The report first discusses monetization, with revenue generated by app developers between in-app advertising, premium models and purchases. Back in 2011, paid-for apps led the charge, but as of late, in-app purchases and advertising have taken over more than 50 percent combined compared to full-price apps. By next year, that number is expected to grow by an additional ten percent.
Perhaps one of the biggest find of the report deals with iOS versus Android spending, as the numbers indicate that users spend more on Apple’s platform. In-app purchases make up $1.08 compared to Android’s $.43, while the average purchase of gaming apps is at $12.77 for iOS and $6.19 for Android—double the amount.
The report also covered monthly in-app spend and average purchase per user divided by countries (for April/May 2016), and Asia scored big in this department, with the highest numbers on the chart. $.70 for IAP (all users) was noted in this country, along with $10.65 for average purchases. Meanwhile, other countries, like North America and Europe, reported lower amounts.
Asia has the highest number of paying users by region, barely beating North America by .1 percent (5.9 percent compared to 5.8 percent). They’re both higher than the 5.2 percent global average, with Europe close behind with five percent.
AppsFlyer also discussed “whales,” which make up 3.5 percent of overall gamers that make in-app purchases, but spend approximately 30 times more than the average gamer—by a rough comparison of $9.39 vs. $.32 a month per gaming app. It also noted that North American shoppers generally spend about $2.68 on in-app purchases per title, with a 2.5 times higher total than the average European app shopper. It also beat Asia by three times the amount. The average in-app purchase value comes up to $42.82, which is four times what Asian customers spend, which is around $11.13.
AppsFlyer’s head of marketing, Ran Avrahamy, sat down with [a]listdaily to discuss the report more thoroughly, providing further insight on iOS and Android spending habits.
What do you believe accounts for such a significant spending difference between iOS and Android users?
iOS users have always outspent Android users. A large part of the reason why could be the type of person who buys an iOS device, which tends to be fairly expensive, compared to the type of person who buys an Android device, many of which are on the more affordable end of the spectrum. Some people have speculated that iOS users spend more because most iOS users already have their credit card and payment information loaded into iTunes, so the payment process is more streamlined, but we believe that is less of a factor these days.
Does the comparatively higher number of Android users make up the difference?
Yes, that is certainly a factor that developers must consider. iOS users may spend more, but Android’s lead in overall market share makes the platform impossible to ignore from a business and revenue opportunity perspective.
Is there something particular about the iOS platform that encourages higher spending? Conversely, is there something about Android that leads to lower spending?
The more streamlined payment process in iOS could certainly be one factor, but as mentioned earlier we don’t feel it’s a significant factor.

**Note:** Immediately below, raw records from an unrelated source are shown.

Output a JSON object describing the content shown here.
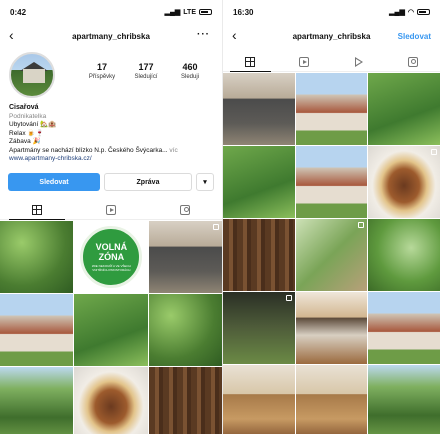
{
  "left": {
    "status": {
      "time": "0:42",
      "network": "LTE"
    },
    "nav": {
      "username": "apartmany_chribska",
      "more": "···"
    },
    "stats": [
      {
        "value": "17",
        "label": "Příspěvky"
      },
      {
        "value": "177",
        "label": "Sledující"
      },
      {
        "value": "460",
        "label": "Sleduji"
      }
    ],
    "bio": {
      "name": "Cisařová",
      "category": "Podnikatelka",
      "lines": [
        "Ubytování 🏡🏨",
        "Relax 🍺🍷",
        "Zábava 🎉"
      ],
      "description": "Apartmány se nachází blízko N.p. Českého Švýcarka...",
      "more": "víc",
      "link": "www.apartmany-chribska.cz/"
    },
    "buttons": {
      "follow": "Sledovat",
      "message": "Zpráva",
      "dropdown": "▾"
    },
    "zona": {
      "title_line1": "VOLNÁ",
      "title_line2": "ZÓNA",
      "small": "ZDE NEKOUŘÍ A VE VŠECH VNITŘNÍCH PROSTORÁCH"
    },
    "tiles": [
      "t-garden",
      "zona",
      "t-terrace",
      "t-house",
      "t-green",
      "t-garden",
      "t-forest",
      "t-cake",
      "t-wood"
    ]
  },
  "right": {
    "status": {
      "time": "16:30"
    },
    "nav": {
      "username": "apartmany_chribska",
      "follow": "Sledovat"
    },
    "tiles": [
      "t-terrace",
      "t-house",
      "t-green",
      "t-green",
      "t-house",
      "t-cake",
      "t-wood",
      "t-bike",
      "t-herb",
      "t-night",
      "t-kitchen",
      "t-house",
      "t-interior",
      "t-interior",
      "t-forest"
    ]
  }
}
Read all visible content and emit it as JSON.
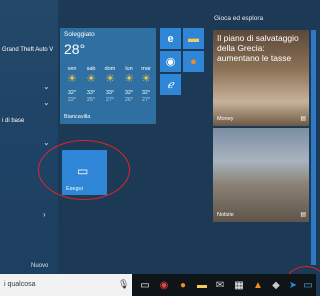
{
  "app_list": {
    "items": [
      {
        "label": "Grand Theft Auto V",
        "has_chevron": false
      },
      {
        "label": "",
        "has_chevron": true
      },
      {
        "label": "",
        "has_chevron": true
      },
      {
        "label": "i di base",
        "has_chevron": false
      },
      {
        "label": "",
        "has_chevron": true
      },
      {
        "label": "",
        "has_chevron": true
      }
    ],
    "nuovo_label": "Nuovo"
  },
  "sections": {
    "play_title": "Gioca ed esplora"
  },
  "weather": {
    "title": "Soleggiato",
    "temperature": "28°",
    "city": "Biancavilla",
    "days": [
      {
        "day": "ven",
        "high": "32°",
        "low": "22°"
      },
      {
        "day": "sab",
        "high": "33°",
        "low": "25°"
      },
      {
        "day": "dom",
        "high": "33°",
        "low": "27°"
      },
      {
        "day": "lun",
        "high": "32°",
        "low": "26°"
      },
      {
        "day": "mar",
        "high": "32°",
        "low": "27°"
      }
    ],
    "icon": "sun-icon",
    "color": "#2f6fa1"
  },
  "tiles": {
    "edge_icon": "edge-icon",
    "firefox_icon": "firefox-icon",
    "chrome_icon": "chrome-icon",
    "mail_icon": "mail-icon",
    "ie_icon": "internet-explorer-icon",
    "esegui_label": "Esegui",
    "news1_headline": "Il piano di salvataggio della Grecia: aumentano le tasse",
    "news1_source": "Money",
    "news2_source": "Notizie",
    "accent": "#2f86d6"
  },
  "taskbar": {
    "search_placeholder": "i qualcosa",
    "highlight_color": "#e0242b"
  }
}
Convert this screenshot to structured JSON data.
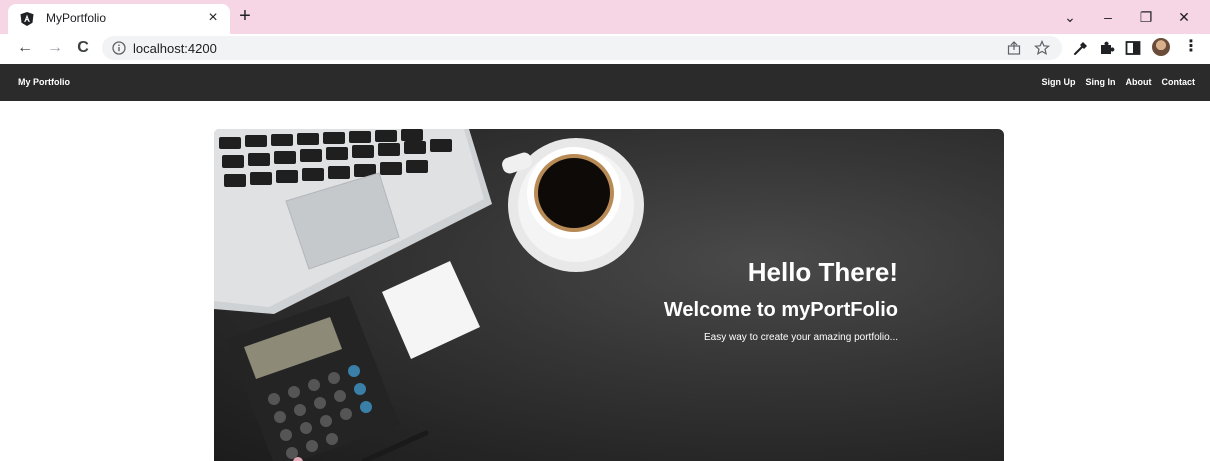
{
  "browser": {
    "tab": {
      "title": "MyPortfolio",
      "favicon": "angular-icon",
      "close": "×"
    },
    "new_tab": "+",
    "window_controls": {
      "dropdown": "⌄",
      "minimize": "–",
      "restore": "❐",
      "close": "✕"
    },
    "nav": {
      "back": "←",
      "forward": "→",
      "reload": "C"
    },
    "url": "localhost:4200",
    "accent": "#f6d6e5"
  },
  "navbar": {
    "brand": "My Portfolio",
    "links": [
      "Sign Up",
      "Sing In",
      "About",
      "Contact"
    ],
    "background": "#2b2b2b"
  },
  "hero": {
    "title": "Hello There!",
    "subtitle": "Welcome to myPortFolio",
    "tagline": "Easy way to create your amazing portfolio..."
  }
}
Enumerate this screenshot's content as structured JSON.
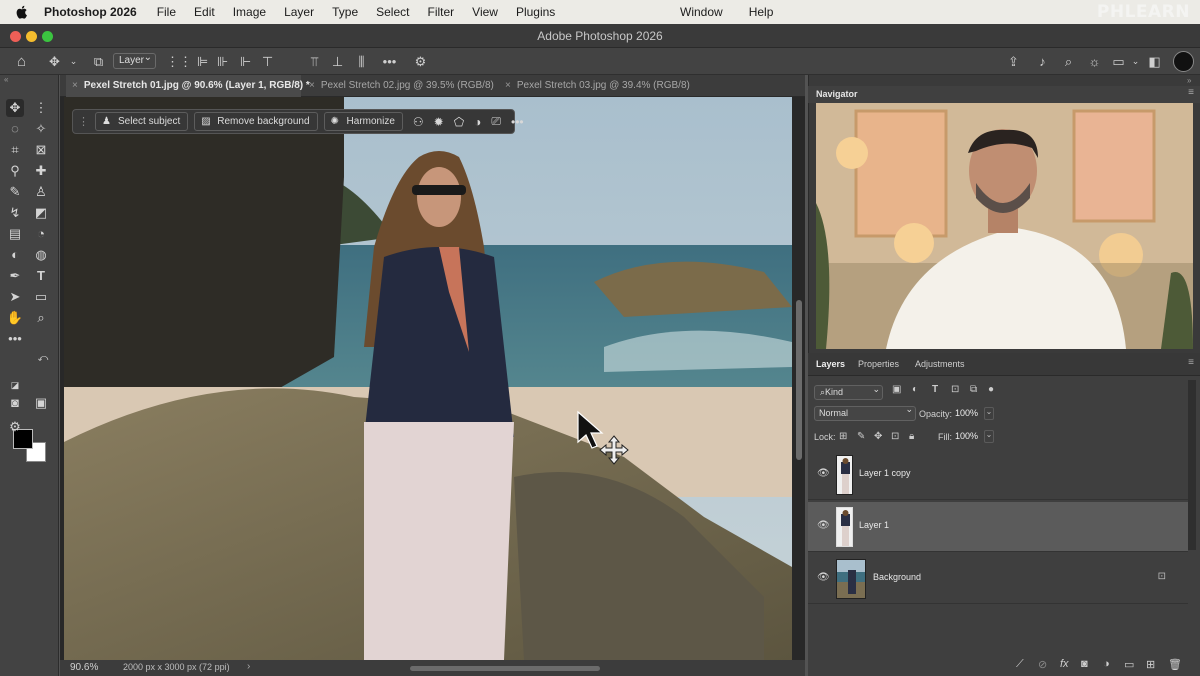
{
  "menubar": {
    "app": "Photoshop 2026",
    "items": [
      "File",
      "Edit",
      "Image",
      "Layer",
      "Type",
      "Select",
      "Filter",
      "View",
      "Plugins"
    ],
    "right_items": [
      "Window",
      "Help"
    ],
    "brand": "PHLEARN"
  },
  "window": {
    "title": "Adobe Photoshop 2026"
  },
  "options": {
    "auto_select_target": "Layer"
  },
  "tabs": [
    {
      "label": "Pexel Stretch 01.jpg @ 90.6% (Layer 1, RGB/8) *",
      "active": true
    },
    {
      "label": "Pexel Stretch 02.jpg @ 39.5% (RGB/8)",
      "active": false
    },
    {
      "label": "Pexel Stretch 03.jpg @ 39.4% (RGB/8)",
      "active": false
    }
  ],
  "context_bar": {
    "select_subject": "Select subject",
    "remove_background": "Remove background",
    "harmonize": "Harmonize"
  },
  "status": {
    "zoom": "90.6%",
    "dimensions": "2000 px x 3000 px (72 ppi)"
  },
  "navigator": {
    "title": "Navigator"
  },
  "layers_panel": {
    "tabs": [
      "Layers",
      "Properties",
      "Adjustments"
    ],
    "filter": "Kind",
    "blend_mode": "Normal",
    "opacity_label": "Opacity:",
    "opacity": "100%",
    "lock_label": "Lock:",
    "fill_label": "Fill:",
    "fill": "100%",
    "layers": [
      {
        "name": "Layer 1 copy",
        "selected": false
      },
      {
        "name": "Layer 1",
        "selected": true
      },
      {
        "name": "Background",
        "selected": false,
        "locked": true
      }
    ]
  },
  "colors": {
    "accent": "#4a4a4a",
    "panel": "#3f3f3f",
    "selected_row": "#5b5b5b"
  }
}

The Android platform has improved greatly over the years to make in-app payments easier and more friction-free, so the differences are more likely attributable to differences in user types.
Do you think there is anything that can be done by either app or platform developers to grow the Android spending numbers?
One thing that developers can do is try targeting Android audiences that are likely to be more affluent, whether that means targeting them by device type (going after owners of high-end Android smartphones like the Samsung Galaxy S7, the Nexus 6P, or the HTC 10), location (by targeting countries that spend the most, like those in Asia), age, income or other available parameters.
Given the findings, is it better for developers to focus mainly or exclusively on the iOS platform?
While iOS users typically spend more, Android’s market share is much greater than iOS’—and according to new reports, it is still growing. So developers would be foolish to completely ignore the majority of users. In fact, for certain categories—like utility apps—it might make sense for developers to focus solely on Android, since users spend much more often within this category on Android than they do on iOS. There can also be lower costs for paid promotion of Android apps, which broadens the potential for attracting users that do have a high lifetime value.
Overall, we recommend that a balanced approach makes the most sense to build a sustainable business. Developers should always be exploring, testing and measuring the activities that drive the highest quality users to their apps on both platforms.